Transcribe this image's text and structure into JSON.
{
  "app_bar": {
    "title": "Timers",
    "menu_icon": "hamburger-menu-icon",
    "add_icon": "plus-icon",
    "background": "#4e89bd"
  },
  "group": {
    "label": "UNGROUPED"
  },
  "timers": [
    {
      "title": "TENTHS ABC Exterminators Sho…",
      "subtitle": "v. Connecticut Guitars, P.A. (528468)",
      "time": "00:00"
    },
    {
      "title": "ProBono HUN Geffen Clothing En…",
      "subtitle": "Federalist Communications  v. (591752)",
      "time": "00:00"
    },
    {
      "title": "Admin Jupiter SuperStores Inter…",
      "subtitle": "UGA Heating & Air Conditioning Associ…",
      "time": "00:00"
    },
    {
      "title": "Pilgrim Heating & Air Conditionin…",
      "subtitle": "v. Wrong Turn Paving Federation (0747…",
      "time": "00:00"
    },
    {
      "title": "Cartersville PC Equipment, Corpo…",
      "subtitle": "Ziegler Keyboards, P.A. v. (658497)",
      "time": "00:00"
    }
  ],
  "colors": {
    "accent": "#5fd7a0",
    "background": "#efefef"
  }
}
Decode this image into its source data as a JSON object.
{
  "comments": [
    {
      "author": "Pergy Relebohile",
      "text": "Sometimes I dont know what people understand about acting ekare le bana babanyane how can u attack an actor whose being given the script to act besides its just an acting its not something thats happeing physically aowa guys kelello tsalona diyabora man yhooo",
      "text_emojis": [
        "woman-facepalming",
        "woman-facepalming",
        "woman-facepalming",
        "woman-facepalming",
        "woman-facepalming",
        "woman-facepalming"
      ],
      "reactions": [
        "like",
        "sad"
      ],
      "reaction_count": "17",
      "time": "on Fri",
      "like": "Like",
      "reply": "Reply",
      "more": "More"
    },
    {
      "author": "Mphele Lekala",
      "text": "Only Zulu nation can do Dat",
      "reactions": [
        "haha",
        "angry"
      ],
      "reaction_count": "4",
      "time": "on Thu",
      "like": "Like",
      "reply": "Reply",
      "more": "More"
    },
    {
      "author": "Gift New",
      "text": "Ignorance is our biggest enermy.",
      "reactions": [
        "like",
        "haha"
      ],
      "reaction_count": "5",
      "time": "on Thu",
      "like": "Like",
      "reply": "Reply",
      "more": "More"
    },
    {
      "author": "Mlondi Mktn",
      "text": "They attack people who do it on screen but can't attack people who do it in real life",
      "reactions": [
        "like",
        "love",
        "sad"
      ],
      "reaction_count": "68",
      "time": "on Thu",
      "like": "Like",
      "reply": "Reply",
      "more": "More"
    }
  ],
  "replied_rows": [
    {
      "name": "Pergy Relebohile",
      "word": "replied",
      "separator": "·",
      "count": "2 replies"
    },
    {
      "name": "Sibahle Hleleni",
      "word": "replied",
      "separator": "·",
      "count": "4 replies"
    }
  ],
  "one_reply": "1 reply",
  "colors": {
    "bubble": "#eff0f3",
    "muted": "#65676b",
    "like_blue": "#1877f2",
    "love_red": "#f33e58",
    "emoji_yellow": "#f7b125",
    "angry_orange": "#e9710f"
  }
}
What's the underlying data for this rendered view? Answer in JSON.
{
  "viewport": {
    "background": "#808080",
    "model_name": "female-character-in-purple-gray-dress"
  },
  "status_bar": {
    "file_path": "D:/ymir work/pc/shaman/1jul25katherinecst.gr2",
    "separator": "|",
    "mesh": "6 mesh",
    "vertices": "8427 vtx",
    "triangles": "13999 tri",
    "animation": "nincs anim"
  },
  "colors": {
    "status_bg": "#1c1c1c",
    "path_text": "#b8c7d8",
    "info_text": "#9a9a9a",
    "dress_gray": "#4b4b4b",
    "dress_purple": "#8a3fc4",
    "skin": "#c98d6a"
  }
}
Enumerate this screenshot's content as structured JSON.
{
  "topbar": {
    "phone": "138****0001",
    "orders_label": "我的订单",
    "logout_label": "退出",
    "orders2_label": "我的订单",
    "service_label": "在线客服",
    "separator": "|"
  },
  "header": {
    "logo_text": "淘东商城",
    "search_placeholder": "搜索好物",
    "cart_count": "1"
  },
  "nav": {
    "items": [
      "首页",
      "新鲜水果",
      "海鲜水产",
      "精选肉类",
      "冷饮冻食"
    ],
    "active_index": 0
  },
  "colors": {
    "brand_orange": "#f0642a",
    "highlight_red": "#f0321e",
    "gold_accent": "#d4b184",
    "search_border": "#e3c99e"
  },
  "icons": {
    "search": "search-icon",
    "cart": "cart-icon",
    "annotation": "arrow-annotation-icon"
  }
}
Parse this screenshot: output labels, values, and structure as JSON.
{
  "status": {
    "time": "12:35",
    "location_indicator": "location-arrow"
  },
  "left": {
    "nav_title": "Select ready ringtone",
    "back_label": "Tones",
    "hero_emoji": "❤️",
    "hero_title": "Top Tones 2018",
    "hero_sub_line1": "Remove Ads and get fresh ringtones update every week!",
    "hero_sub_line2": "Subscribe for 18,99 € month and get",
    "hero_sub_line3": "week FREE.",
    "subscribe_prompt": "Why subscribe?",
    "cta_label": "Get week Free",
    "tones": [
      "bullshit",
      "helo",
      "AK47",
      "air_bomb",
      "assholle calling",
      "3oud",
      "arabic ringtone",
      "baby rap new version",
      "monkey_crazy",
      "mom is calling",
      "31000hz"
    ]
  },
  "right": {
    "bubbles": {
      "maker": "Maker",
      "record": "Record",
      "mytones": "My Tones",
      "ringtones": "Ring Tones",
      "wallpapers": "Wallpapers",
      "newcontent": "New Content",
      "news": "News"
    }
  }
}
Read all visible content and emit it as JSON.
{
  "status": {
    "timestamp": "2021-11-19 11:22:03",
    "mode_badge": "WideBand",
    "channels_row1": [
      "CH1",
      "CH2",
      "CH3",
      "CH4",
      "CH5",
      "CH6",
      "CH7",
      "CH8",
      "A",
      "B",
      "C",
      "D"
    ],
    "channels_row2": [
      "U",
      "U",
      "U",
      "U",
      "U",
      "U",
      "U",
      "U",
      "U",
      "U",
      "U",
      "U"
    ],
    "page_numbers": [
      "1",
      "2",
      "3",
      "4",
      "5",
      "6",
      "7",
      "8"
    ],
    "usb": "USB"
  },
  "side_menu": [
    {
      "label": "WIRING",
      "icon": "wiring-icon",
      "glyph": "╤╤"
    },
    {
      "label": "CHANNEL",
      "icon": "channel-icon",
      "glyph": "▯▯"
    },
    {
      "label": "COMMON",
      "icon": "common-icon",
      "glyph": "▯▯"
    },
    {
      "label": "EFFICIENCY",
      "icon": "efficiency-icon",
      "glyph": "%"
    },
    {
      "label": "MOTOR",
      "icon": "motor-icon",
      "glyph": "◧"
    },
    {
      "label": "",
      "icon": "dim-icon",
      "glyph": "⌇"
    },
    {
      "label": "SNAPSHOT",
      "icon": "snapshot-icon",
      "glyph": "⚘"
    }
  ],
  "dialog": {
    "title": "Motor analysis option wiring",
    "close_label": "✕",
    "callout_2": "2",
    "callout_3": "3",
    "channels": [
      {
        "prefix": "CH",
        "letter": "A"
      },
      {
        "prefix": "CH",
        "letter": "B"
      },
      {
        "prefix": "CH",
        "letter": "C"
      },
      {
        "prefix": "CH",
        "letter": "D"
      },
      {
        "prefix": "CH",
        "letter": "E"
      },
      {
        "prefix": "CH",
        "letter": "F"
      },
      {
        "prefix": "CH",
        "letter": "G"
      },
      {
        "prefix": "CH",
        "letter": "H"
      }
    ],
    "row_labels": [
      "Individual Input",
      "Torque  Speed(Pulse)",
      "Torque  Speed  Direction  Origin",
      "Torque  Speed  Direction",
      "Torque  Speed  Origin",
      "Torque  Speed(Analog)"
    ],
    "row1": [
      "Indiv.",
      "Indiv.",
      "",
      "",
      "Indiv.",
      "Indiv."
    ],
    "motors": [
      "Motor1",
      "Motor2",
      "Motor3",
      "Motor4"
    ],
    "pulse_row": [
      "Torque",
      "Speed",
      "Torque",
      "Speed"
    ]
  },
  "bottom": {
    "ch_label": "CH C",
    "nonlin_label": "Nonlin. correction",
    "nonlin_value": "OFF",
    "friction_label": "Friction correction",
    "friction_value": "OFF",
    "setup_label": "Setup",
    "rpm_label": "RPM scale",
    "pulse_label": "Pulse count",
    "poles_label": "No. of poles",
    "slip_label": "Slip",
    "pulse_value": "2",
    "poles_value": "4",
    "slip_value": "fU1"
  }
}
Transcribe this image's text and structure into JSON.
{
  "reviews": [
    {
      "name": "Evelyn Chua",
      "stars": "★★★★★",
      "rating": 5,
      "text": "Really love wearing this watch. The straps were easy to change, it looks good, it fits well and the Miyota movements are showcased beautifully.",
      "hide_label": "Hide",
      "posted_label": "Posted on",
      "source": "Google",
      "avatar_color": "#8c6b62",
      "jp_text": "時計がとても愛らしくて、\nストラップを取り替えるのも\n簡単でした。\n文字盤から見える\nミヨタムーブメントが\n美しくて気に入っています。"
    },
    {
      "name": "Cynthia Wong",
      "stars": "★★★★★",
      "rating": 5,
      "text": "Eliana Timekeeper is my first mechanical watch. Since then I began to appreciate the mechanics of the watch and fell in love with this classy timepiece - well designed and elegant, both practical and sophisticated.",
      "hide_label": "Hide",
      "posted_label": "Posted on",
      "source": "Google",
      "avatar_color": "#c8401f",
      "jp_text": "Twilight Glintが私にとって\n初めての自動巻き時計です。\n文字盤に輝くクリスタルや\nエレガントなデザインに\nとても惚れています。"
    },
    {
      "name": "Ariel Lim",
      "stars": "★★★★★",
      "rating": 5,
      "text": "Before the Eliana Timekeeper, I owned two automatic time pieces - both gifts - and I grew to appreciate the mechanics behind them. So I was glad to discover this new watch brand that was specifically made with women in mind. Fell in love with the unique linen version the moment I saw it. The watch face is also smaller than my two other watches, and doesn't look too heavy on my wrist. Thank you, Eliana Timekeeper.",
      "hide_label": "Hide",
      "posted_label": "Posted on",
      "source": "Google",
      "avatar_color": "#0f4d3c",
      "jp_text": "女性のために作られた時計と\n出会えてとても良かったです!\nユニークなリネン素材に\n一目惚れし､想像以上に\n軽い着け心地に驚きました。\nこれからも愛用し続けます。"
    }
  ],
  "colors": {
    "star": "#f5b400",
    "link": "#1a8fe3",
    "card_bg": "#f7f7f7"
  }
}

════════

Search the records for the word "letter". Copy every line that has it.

Completed exercise:
        "letter": "A"
        "letter": "B"
        "letter": "C"
        "letter": "D"
        "letter": "E"
        "letter": "F"
        "letter": "G"
        "letter": "H"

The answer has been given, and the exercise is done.